Records for processing
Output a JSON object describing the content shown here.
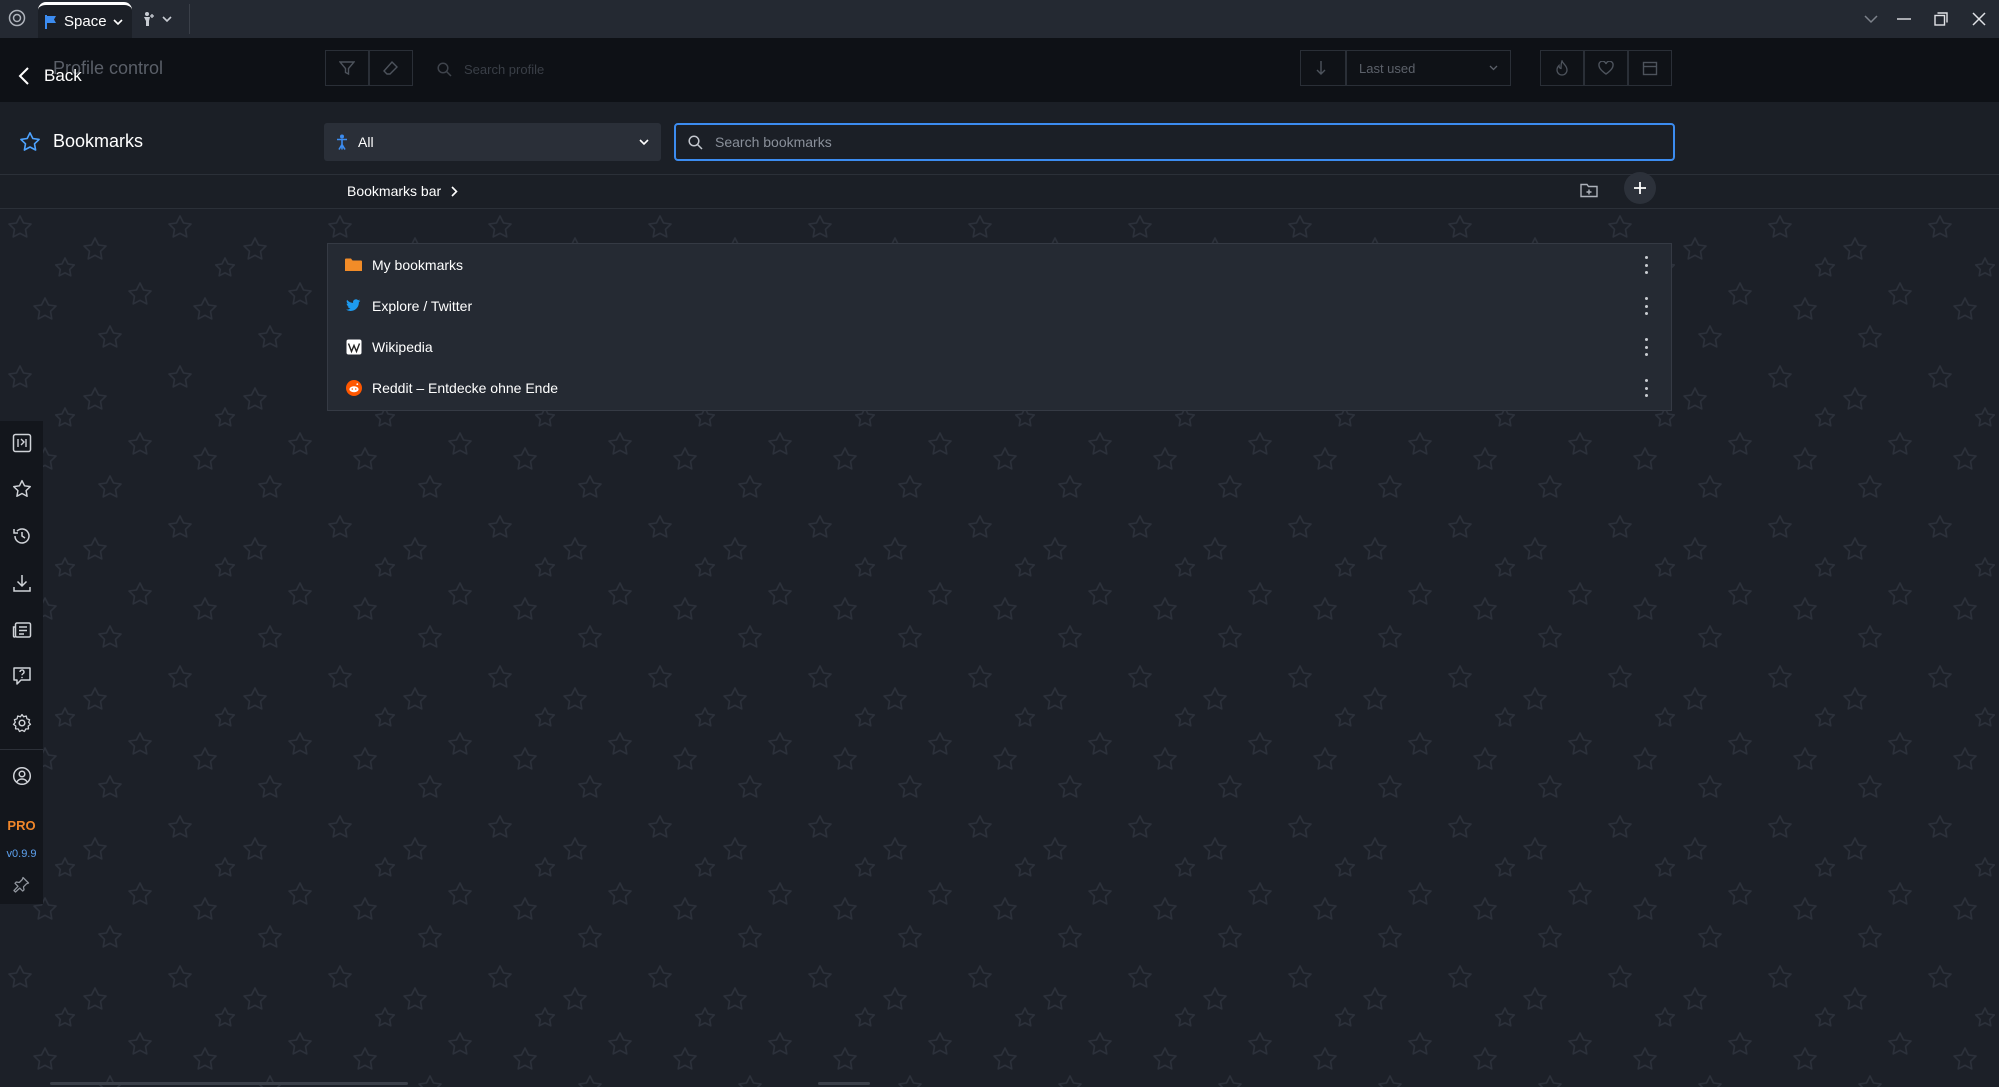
{
  "titlebar": {
    "tab_space_label": "Space"
  },
  "profile_control": {
    "title": "Profile control",
    "back_label": "Back",
    "search_placeholder": "Search profile",
    "sort_value": "Last used"
  },
  "bookmarks": {
    "title": "Bookmarks",
    "filter_value": "All",
    "search_placeholder": "Search bookmarks",
    "breadcrumb": "Bookmarks bar",
    "items": [
      {
        "label": "My bookmarks",
        "icon": "folder-icon"
      },
      {
        "label": "Explore / Twitter",
        "icon": "twitter-icon"
      },
      {
        "label": "Wikipedia",
        "icon": "wikipedia-icon"
      },
      {
        "label": "Reddit – Entdecke ohne Ende",
        "icon": "reddit-icon"
      }
    ]
  },
  "sidebar": {
    "pro_label": "PRO",
    "version": "v0.9.9"
  },
  "colors": {
    "accent_blue": "#3c8cf0",
    "pro_orange": "#f0862a",
    "folder_orange": "#f28c28",
    "twitter_blue": "#1d9bf0",
    "reddit_orange": "#ff5700"
  }
}
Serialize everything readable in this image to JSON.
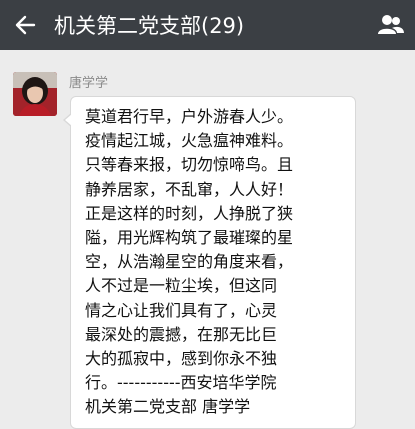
{
  "header": {
    "title": "机关第二党支部(29)",
    "back_icon": "back-arrow-icon",
    "members_icon": "group-members-icon"
  },
  "message": {
    "sender": "唐学学",
    "lines": [
      "莫道君行早，户外游春人少。",
      "疫情起江城，火急瘟神难料。",
      "只等春来报，切勿惊啼鸟。且",
      "静养居家，不乱窜，人人好！",
      "正是这样的时刻，人挣脱了狭",
      "隘，用光辉构筑了最璀璨的星",
      "空，从浩瀚星空的角度来看，",
      "人不过是一粒尘埃，但这同",
      "情之心让我们具有了，心灵",
      "最深处的震撼，在那无比巨",
      "大的孤寂中，感到你永不独",
      "行。-----------西安培华学院",
      "机关第二党支部 唐学学"
    ]
  },
  "colors": {
    "header_bg": "#3b3f44",
    "chat_bg": "#ececec",
    "bubble_bg": "#ffffff"
  }
}
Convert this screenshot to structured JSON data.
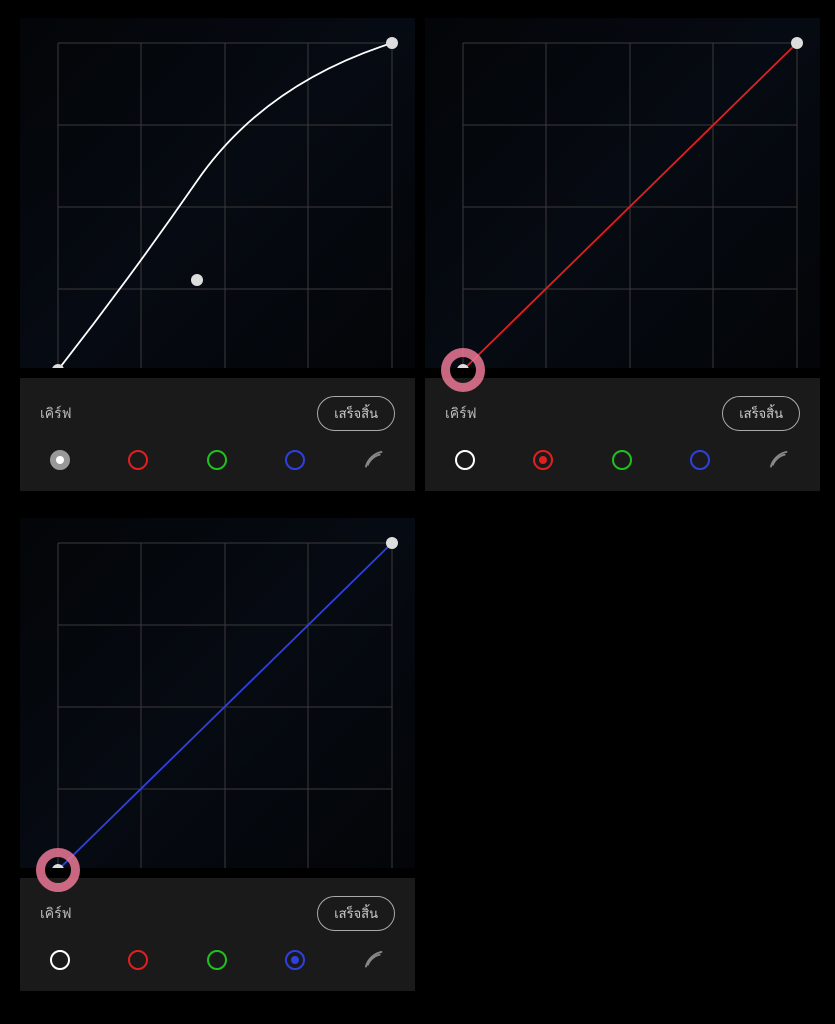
{
  "panels": {
    "top_left": {
      "label": "เคิร์ฟ",
      "done": "เสร็จสิ้น",
      "active_channel": "white"
    },
    "top_right": {
      "label": "เคิร์ฟ",
      "done": "เสร็จสิ้น",
      "active_channel": "red"
    },
    "bottom_left": {
      "label": "เคิร์ฟ",
      "done": "เสร็จสิ้น",
      "active_channel": "blue"
    }
  },
  "channels": [
    "white",
    "red",
    "green",
    "blue"
  ],
  "colors": {
    "white": "#ffffff",
    "red": "#e02020",
    "green": "#20c020",
    "blue": "#3040e0",
    "grid": "#3a3a3a",
    "highlight_ring": "rgba(235,120,150,0.85)"
  },
  "chart_data": [
    {
      "type": "line",
      "title": "Luma curve (white channel)",
      "xlim": [
        0,
        255
      ],
      "ylim": [
        0,
        255
      ],
      "grid_divisions": 4,
      "series": [
        {
          "name": "white",
          "color": "#ffffff",
          "points": [
            {
              "x": 0,
              "y": 0
            },
            {
              "x": 106,
              "y": 148
            },
            {
              "x": 255,
              "y": 255
            }
          ]
        }
      ]
    },
    {
      "type": "line",
      "title": "Red channel curve",
      "xlim": [
        0,
        255
      ],
      "ylim": [
        0,
        255
      ],
      "grid_divisions": 4,
      "highlighted_point_index": 0,
      "series": [
        {
          "name": "red",
          "color": "#e02020",
          "points": [
            {
              "x": 0,
              "y": 0
            },
            {
              "x": 255,
              "y": 255
            }
          ]
        }
      ]
    },
    {
      "type": "line",
      "title": "Blue channel curve",
      "xlim": [
        0,
        255
      ],
      "ylim": [
        0,
        255
      ],
      "grid_divisions": 4,
      "highlighted_point_index": 0,
      "series": [
        {
          "name": "blue",
          "color": "#3040e0",
          "points": [
            {
              "x": 0,
              "y": 0
            },
            {
              "x": 255,
              "y": 255
            }
          ]
        }
      ]
    }
  ]
}
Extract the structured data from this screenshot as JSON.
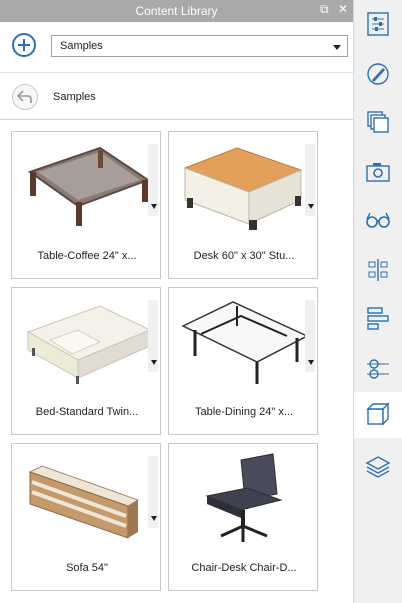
{
  "window": {
    "title": "Content Library",
    "controls": [
      "restore-icon",
      "close-icon"
    ]
  },
  "toolbar": {
    "add_icon": "plus-circle-icon",
    "library_select": "Samples"
  },
  "nav": {
    "back_icon": "back-arrow-icon",
    "breadcrumb": "Samples"
  },
  "items": [
    {
      "label": "Table-Coffee 24\" x...",
      "icon": "coffee-table-thumbnail"
    },
    {
      "label": "Desk 60\" x 30\" Stu...",
      "icon": "desk-thumbnail"
    },
    {
      "label": "Bed-Standard Twin...",
      "icon": "bed-thumbnail"
    },
    {
      "label": "Table-Dining 24\" x...",
      "icon": "dining-table-thumbnail"
    },
    {
      "label": "Sofa 54\"",
      "icon": "sofa-thumbnail"
    },
    {
      "label": "Chair-Desk Chair-D...",
      "icon": "desk-chair-thumbnail"
    }
  ],
  "right_toolbar": [
    {
      "icon": "properties-sliders-icon",
      "active": false
    },
    {
      "icon": "brush-style-icon",
      "active": false
    },
    {
      "icon": "layers-stack-icon",
      "active": false
    },
    {
      "icon": "camera-icon",
      "active": false
    },
    {
      "icon": "glasses-icon",
      "active": false
    },
    {
      "icon": "hierarchy-tree-icon",
      "active": false
    },
    {
      "icon": "align-bars-icon",
      "active": false
    },
    {
      "icon": "axis-crosshair-icon",
      "active": false
    },
    {
      "icon": "content-library-cube-icon",
      "active": true
    },
    {
      "icon": "materials-layers-icon",
      "active": false
    }
  ]
}
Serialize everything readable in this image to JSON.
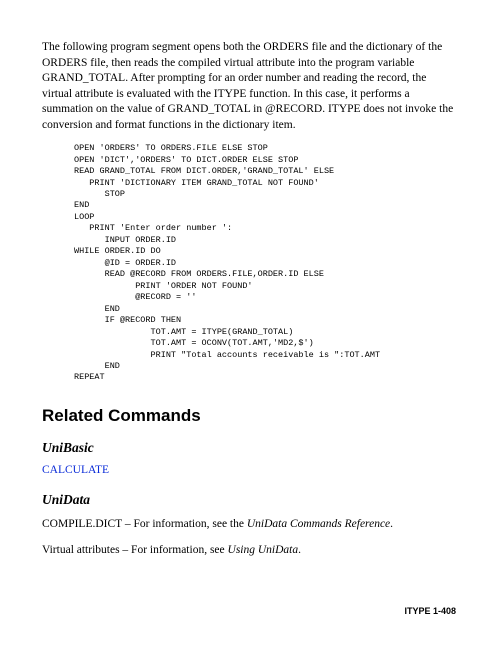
{
  "intro": "The following program segment opens both the ORDERS file and the dictionary of the ORDERS file, then reads the compiled virtual attribute into the program variable GRAND_TOTAL. After prompting for an order number and reading the record, the virtual attribute is evaluated with the ITYPE function. In this case, it performs a summation on the value of GRAND_TOTAL in @RECORD. ITYPE does not invoke the conversion and format functions in the dictionary item.",
  "code": "OPEN 'ORDERS' TO ORDERS.FILE ELSE STOP\nOPEN 'DICT','ORDERS' TO DICT.ORDER ELSE STOP\nREAD GRAND_TOTAL FROM DICT.ORDER,'GRAND_TOTAL' ELSE\n   PRINT 'DICTIONARY ITEM GRAND_TOTAL NOT FOUND'\n      STOP\nEND\nLOOP\n   PRINT 'Enter order number ':\n      INPUT ORDER.ID\nWHILE ORDER.ID DO\n      @ID = ORDER.ID\n      READ @RECORD FROM ORDERS.FILE,ORDER.ID ELSE\n            PRINT 'ORDER NOT FOUND'\n            @RECORD = ''\n      END\n      IF @RECORD THEN\n               TOT.AMT = ITYPE(GRAND_TOTAL)\n               TOT.AMT = OCONV(TOT.AMT,'MD2,$')\n               PRINT \"Total accounts receivable is \":TOT.AMT\n      END\nREPEAT",
  "related_heading": "Related Commands",
  "unibasic_heading": "UniBasic",
  "calculate_link": "CALCULATE",
  "unidata_heading": "UniData",
  "compile_text_a": "COMPILE.DICT – For information, see the ",
  "compile_text_em": "UniData Commands Reference",
  "compile_text_b": ".",
  "virtual_text_a": "Virtual attributes – For information, see ",
  "virtual_text_em": "Using UniData",
  "virtual_text_b": ".",
  "footer": "ITYPE  1-408"
}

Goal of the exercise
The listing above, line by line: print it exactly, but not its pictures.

Answer space
Output a JSON object describing the content shown here.
{
  "titlebar": {
    "tab_space_label": "Space"
  },
  "profile_control": {
    "title": "Profile control",
    "back_label": "Back",
    "search_placeholder": "Search profile",
    "sort_value": "Last used"
  },
  "bookmarks": {
    "title": "Bookmarks",
    "filter_value": "All",
    "search_placeholder": "Search bookmarks",
    "breadcrumb": "Bookmarks bar",
    "items": [
      {
        "label": "My bookmarks",
        "icon": "folder-icon"
      },
      {
        "label": "Explore / Twitter",
        "icon": "twitter-icon"
      },
      {
        "label": "Wikipedia",
        "icon": "wikipedia-icon"
      },
      {
        "label": "Reddit – Entdecke ohne Ende",
        "icon": "reddit-icon"
      }
    ]
  },
  "sidebar": {
    "pro_label": "PRO",
    "version": "v0.9.9"
  },
  "colors": {
    "accent_blue": "#3c8cf0",
    "pro_orange": "#f0862a",
    "folder_orange": "#f28c28",
    "twitter_blue": "#1d9bf0",
    "reddit_orange": "#ff5700"
  }
}
Serialize everything readable in this image to JSON.
{
  "header": {
    "title": "机关第二党支部(29)",
    "back_icon": "back-arrow-icon",
    "members_icon": "group-members-icon"
  },
  "message": {
    "sender": "唐学学",
    "lines": [
      "莫道君行早，户外游春人少。",
      "疫情起江城，火急瘟神难料。",
      "只等春来报，切勿惊啼鸟。且",
      "静养居家，不乱窜，人人好！",
      "正是这样的时刻，人挣脱了狭",
      "隘，用光辉构筑了最璀璨的星",
      "空，从浩瀚星空的角度来看，",
      "人不过是一粒尘埃，但这同",
      "情之心让我们具有了，心灵",
      "最深处的震撼，在那无比巨",
      "大的孤寂中，感到你永不独",
      "行。-----------西安培华学院",
      "机关第二党支部 唐学学"
    ]
  },
  "colors": {
    "header_bg": "#3b3f44",
    "chat_bg": "#ececec",
    "bubble_bg": "#ffffff"
  }
}
Convert this screenshot to structured JSON data.
{
  "panels": {
    "top_left": {
      "label": "เคิร์ฟ",
      "done": "เสร็จสิ้น",
      "active_channel": "white"
    },
    "top_right": {
      "label": "เคิร์ฟ",
      "done": "เสร็จสิ้น",
      "active_channel": "red"
    },
    "bottom_left": {
      "label": "เคิร์ฟ",
      "done": "เสร็จสิ้น",
      "active_channel": "blue"
    }
  },
  "channels": [
    "white",
    "red",
    "green",
    "blue"
  ],
  "colors": {
    "white": "#ffffff",
    "red": "#e02020",
    "green": "#20c020",
    "blue": "#3040e0",
    "grid": "#3a3a3a",
    "highlight_ring": "rgba(235,120,150,0.85)"
  },
  "chart_data": [
    {
      "type": "line",
      "title": "Luma curve (white channel)",
      "xlim": [
        0,
        255
      ],
      "ylim": [
        0,
        255
      ],
      "grid_divisions": 4,
      "series": [
        {
          "name": "white",
          "color": "#ffffff",
          "points": [
            {
              "x": 0,
              "y": 0
            },
            {
              "x": 106,
              "y": 148
            },
            {
              "x": 255,
              "y": 255
            }
          ]
        }
      ]
    },
    {
      "type": "line",
      "title": "Red channel curve",
      "xlim": [
        0,
        255
      ],
      "ylim": [
        0,
        255
      ],
      "grid_divisions": 4,
      "highlighted_point_index": 0,
      "series": [
        {
          "name": "red",
          "color": "#e02020",
          "points": [
            {
              "x": 0,
              "y": 0
            },
            {
              "x": 255,
              "y": 255
            }
          ]
        }
      ]
    },
    {
      "type": "line",
      "title": "Blue channel curve",
      "xlim": [
        0,
        255
      ],
      "ylim": [
        0,
        255
      ],
      "grid_divisions": 4,
      "highlighted_point_index": 0,
      "series": [
        {
          "name": "blue",
          "color": "#3040e0",
          "points": [
            {
              "x": 0,
              "y": 0
            },
            {
              "x": 255,
              "y": 255
            }
          ]
        }
      ]
    }
  ]
}
Extract the structured data from this screenshot as JSON.
{
  "window": {
    "title": "Content Library",
    "controls": [
      "restore-icon",
      "close-icon"
    ]
  },
  "toolbar": {
    "add_icon": "plus-circle-icon",
    "library_select": "Samples"
  },
  "nav": {
    "back_icon": "back-arrow-icon",
    "breadcrumb": "Samples"
  },
  "items": [
    {
      "label": "Table-Coffee 24\" x...",
      "icon": "coffee-table-thumbnail"
    },
    {
      "label": "Desk 60\" x 30\" Stu...",
      "icon": "desk-thumbnail"
    },
    {
      "label": "Bed-Standard Twin...",
      "icon": "bed-thumbnail"
    },
    {
      "label": "Table-Dining 24\" x...",
      "icon": "dining-table-thumbnail"
    },
    {
      "label": "Sofa 54\"",
      "icon": "sofa-thumbnail"
    },
    {
      "label": "Chair-Desk Chair-D...",
      "icon": "desk-chair-thumbnail"
    }
  ],
  "right_toolbar": [
    {
      "icon": "properties-sliders-icon",
      "active": false
    },
    {
      "icon": "brush-style-icon",
      "active": false
    },
    {
      "icon": "layers-stack-icon",
      "active": false
    },
    {
      "icon": "camera-icon",
      "active": false
    },
    {
      "icon": "glasses-icon",
      "active": false
    },
    {
      "icon": "hierarchy-tree-icon",
      "active": false
    },
    {
      "icon": "align-bars-icon",
      "active": false
    },
    {
      "icon": "axis-crosshair-icon",
      "active": false
    },
    {
      "icon": "content-library-cube-icon",
      "active": true
    },
    {
      "icon": "materials-layers-icon",
      "active": false
    }
  ]
}
Serialize everything readable in this image to JSON.
{
  "intro": "The following program segment opens both the ORDERS file and the dictionary of the ORDERS file, then reads the compiled virtual attribute into the program variable GRAND_TOTAL. After prompting for an order number and reading the record, the virtual attribute is evaluated with the ITYPE function. In this case, it performs a summation on the value of GRAND_TOTAL in @RECORD. ITYPE does not invoke the conversion and format functions in the dictionary item.",
  "code": "OPEN 'ORDERS' TO ORDERS.FILE ELSE STOP\nOPEN 'DICT','ORDERS' TO DICT.ORDER ELSE STOP\nREAD GRAND_TOTAL FROM DICT.ORDER,'GRAND_TOTAL' ELSE\n   PRINT 'DICTIONARY ITEM GRAND_TOTAL NOT FOUND'\n      STOP\nEND\nLOOP\n   PRINT 'Enter order number ':\n      INPUT ORDER.ID\nWHILE ORDER.ID DO\n      @ID = ORDER.ID\n      READ @RECORD FROM ORDERS.FILE,ORDER.ID ELSE\n            PRINT 'ORDER NOT FOUND'\n            @RECORD = ''\n      END\n      IF @RECORD THEN\n               TOT.AMT = ITYPE(GRAND_TOTAL)\n               TOT.AMT = OCONV(TOT.AMT,'MD2,$')\n               PRINT \"Total accounts receivable is \":TOT.AMT\n      END\nREPEAT",
  "related_heading": "Related Commands",
  "unibasic_heading": "UniBasic",
  "calculate_link": "CALCULATE",
  "unidata_heading": "UniData",
  "compile_text_a": "COMPILE.DICT – For information, see the ",
  "compile_text_em": "UniData Commands Reference",
  "compile_text_b": ".",
  "virtual_text_a": "Virtual attributes – For information, see ",
  "virtual_text_em": "Using UniData",
  "virtual_text_b": ".",
  "footer": "ITYPE  1-408"
}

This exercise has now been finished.